This project is designed to improve the quality of investigative interviews with children who may have been sexually abused, but are reluctant to disclose it. Professor Lamb and his team developed interview procedures that provided more emotional support than traditional methods, while still focussing on the cognitive factors that allow children to provide detailed accounts of abuse.
The researchers worked in cooperation with investigative interviewers to analyse forensic interviews with 150 alleged victims of intra-family abuse.

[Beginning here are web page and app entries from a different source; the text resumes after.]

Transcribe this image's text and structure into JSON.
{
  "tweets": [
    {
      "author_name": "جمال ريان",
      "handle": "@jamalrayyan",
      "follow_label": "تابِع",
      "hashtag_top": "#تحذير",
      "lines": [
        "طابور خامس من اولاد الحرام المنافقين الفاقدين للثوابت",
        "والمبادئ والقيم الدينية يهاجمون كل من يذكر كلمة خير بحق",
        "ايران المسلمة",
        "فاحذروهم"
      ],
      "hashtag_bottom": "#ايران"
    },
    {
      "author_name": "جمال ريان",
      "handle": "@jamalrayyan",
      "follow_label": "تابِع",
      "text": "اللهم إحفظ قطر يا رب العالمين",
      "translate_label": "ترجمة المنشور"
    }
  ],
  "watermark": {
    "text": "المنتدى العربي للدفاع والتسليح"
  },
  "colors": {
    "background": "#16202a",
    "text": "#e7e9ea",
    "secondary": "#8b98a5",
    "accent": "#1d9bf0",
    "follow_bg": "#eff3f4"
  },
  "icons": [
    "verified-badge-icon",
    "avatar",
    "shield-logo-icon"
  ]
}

They focused on interview dynamics, i.e. the behaviour of the children and interviewers, the children’s informativeness, and the plausibility of the information they provide, verified by independent information about what actually may have happened.
- Young witnesses in criminal cases
- Impact of special measures on jury decision-making
- Witness Confident
- The role of the independent reviewing officer in improving care planning
- An evaluation of one-stop-shops for women offenders
- Children and young adults in gangs: impact on lifecourse development
- Adolescents and informed consent